Bangalore has a problem: It is running out of water, fast. Cities all over the world, from those in the American West to nearly every major Indian metropolis, have been struggling with drought and water deficits in recent years. But Bangalore is an extreme case. Last summer, a professor from the Indian Institute of Science declared that the city will be unlivable by 2020. He later backed off his prediction of the exact time of death—but even so, says P. N. Ravindra, an official at the Bangalore Water Supply and Sewerage Board, “the projections are relatively correct.
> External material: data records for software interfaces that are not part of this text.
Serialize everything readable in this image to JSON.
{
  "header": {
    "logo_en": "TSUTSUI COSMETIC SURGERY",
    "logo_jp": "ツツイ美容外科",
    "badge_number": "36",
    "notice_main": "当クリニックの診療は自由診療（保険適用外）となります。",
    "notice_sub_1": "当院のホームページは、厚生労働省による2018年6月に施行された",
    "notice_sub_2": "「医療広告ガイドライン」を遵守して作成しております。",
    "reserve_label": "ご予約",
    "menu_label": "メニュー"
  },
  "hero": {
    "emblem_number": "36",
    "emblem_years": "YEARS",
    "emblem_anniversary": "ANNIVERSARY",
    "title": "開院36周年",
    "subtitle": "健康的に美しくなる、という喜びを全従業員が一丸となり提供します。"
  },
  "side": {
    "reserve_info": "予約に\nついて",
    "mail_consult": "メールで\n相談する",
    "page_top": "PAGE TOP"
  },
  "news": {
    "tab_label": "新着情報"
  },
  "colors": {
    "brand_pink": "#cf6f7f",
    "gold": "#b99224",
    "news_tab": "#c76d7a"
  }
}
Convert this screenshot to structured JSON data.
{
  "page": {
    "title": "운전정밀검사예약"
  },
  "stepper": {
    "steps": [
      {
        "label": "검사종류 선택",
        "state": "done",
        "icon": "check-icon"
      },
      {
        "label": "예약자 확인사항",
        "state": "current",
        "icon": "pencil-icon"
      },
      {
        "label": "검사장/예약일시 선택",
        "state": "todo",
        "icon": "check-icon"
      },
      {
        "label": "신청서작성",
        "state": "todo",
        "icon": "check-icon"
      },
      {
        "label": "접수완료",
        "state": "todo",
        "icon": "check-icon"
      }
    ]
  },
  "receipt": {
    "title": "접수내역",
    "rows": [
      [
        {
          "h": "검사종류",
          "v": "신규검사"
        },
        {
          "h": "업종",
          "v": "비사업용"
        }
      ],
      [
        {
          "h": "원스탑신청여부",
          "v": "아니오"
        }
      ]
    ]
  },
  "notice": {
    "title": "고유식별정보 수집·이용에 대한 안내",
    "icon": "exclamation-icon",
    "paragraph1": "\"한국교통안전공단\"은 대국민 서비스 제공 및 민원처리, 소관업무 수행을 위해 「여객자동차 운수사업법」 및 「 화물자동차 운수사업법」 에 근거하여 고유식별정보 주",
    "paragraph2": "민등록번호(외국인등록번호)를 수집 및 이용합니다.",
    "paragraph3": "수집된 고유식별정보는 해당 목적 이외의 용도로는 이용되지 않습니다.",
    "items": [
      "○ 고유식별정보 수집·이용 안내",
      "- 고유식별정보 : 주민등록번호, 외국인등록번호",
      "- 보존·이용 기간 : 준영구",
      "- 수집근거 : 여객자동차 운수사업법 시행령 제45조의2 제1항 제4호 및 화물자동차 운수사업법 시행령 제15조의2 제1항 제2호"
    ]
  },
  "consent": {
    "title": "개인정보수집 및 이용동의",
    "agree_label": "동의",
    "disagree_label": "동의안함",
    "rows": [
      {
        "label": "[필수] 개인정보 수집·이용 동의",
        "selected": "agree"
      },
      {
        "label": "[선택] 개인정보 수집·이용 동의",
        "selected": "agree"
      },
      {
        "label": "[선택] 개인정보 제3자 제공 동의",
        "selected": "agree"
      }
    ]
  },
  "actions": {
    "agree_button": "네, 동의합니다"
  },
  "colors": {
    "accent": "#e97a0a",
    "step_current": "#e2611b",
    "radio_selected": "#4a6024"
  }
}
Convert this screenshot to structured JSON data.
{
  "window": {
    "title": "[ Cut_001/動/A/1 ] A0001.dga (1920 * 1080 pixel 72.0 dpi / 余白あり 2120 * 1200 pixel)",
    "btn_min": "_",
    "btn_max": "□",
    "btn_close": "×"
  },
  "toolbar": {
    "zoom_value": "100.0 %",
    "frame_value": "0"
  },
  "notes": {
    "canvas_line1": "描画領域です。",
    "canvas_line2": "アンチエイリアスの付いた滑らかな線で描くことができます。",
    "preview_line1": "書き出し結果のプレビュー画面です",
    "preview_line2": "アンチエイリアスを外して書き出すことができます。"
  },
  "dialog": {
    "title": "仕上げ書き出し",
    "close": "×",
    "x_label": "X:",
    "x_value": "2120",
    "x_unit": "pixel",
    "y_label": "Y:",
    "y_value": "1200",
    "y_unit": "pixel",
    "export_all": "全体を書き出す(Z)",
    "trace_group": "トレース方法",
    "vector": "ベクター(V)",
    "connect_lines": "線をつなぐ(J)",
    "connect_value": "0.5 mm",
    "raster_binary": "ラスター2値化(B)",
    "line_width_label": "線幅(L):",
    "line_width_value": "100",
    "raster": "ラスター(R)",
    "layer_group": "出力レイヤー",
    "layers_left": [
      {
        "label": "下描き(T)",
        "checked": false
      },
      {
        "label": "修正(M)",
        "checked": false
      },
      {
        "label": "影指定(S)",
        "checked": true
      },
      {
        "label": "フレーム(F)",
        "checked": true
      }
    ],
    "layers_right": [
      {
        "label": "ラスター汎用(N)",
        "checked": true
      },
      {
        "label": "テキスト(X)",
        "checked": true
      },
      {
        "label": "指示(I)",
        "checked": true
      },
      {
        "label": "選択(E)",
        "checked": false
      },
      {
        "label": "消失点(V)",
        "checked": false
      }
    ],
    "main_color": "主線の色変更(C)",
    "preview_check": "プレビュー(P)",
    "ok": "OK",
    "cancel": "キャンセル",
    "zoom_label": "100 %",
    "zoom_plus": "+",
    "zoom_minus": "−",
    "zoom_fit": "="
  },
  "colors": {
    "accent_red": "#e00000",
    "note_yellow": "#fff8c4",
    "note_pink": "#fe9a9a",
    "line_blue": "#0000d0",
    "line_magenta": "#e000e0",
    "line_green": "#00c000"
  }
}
Our groundwater levels are approaching zero.” ... Every year since 2012, Bangalore has been hit by drought; last year Karnataka, of which Bangalore is the capital, received its lowest rainfall level in four decades. But the changing climate is not exclusively to blame for Bangalore’s water problems. The city’s growth, hustled along by its tech sector, made it ripe for crisis. ... Through the 2000s, Bangalore’s urban landscape expanded so quickly that the city had no time to extend its subcutaneous network of water pipes into the fastest-growing areas, like Whitefield. Layers of concrete and tarmac crept out across the city, stopping water from seeping into the ground. ... 44 percent of the city’s water supply either seeps out through aging pipes or gets siphoned away by thieves. ... Everywhere, the steep ascent of demand has caused a run on groundwater. Well owners drill deeper and deeper, chasing the water table downward as they all keep draining it further. The groundwater level has sunk from a depth of 150 or 200 feet to 1,000 feet or more in many places.
Counterfeiting is a $400 billion industry in China. Factories churn out real Nike shoes just a handful of subway stops from illicit markets selling fake ones, and counterfeit versions of the latest iPhone are hawked in the Shanghai airport before the real ones reach many rural Americans. There are real car dealerships selling knockoff cars and fake Apple Stores where the employees aren’t in on the scam. And black-market goods are a lucrative export, too: China sends millions of pairs of counterfeit shoes to the EU and billions of dollars’ worth of counterfeit pharmaceuticals to Africa and Southeast Asia. ... The Pinkerton Agency got its start fighting counterfeiting nearly 170 years ago when Allan Pinkerton, a Scottish immigrant, busted a gang manufacturing fake money along the Fox River in Illinois. Abraham Lincoln credited the young agency with foiling an early assassination plot that was to take place during the train ride to his inauguration. Throughout the Civil War, the president relied on Pinkerton detectives to handle tasks now performed by the FBI, Secret Service, and CIA.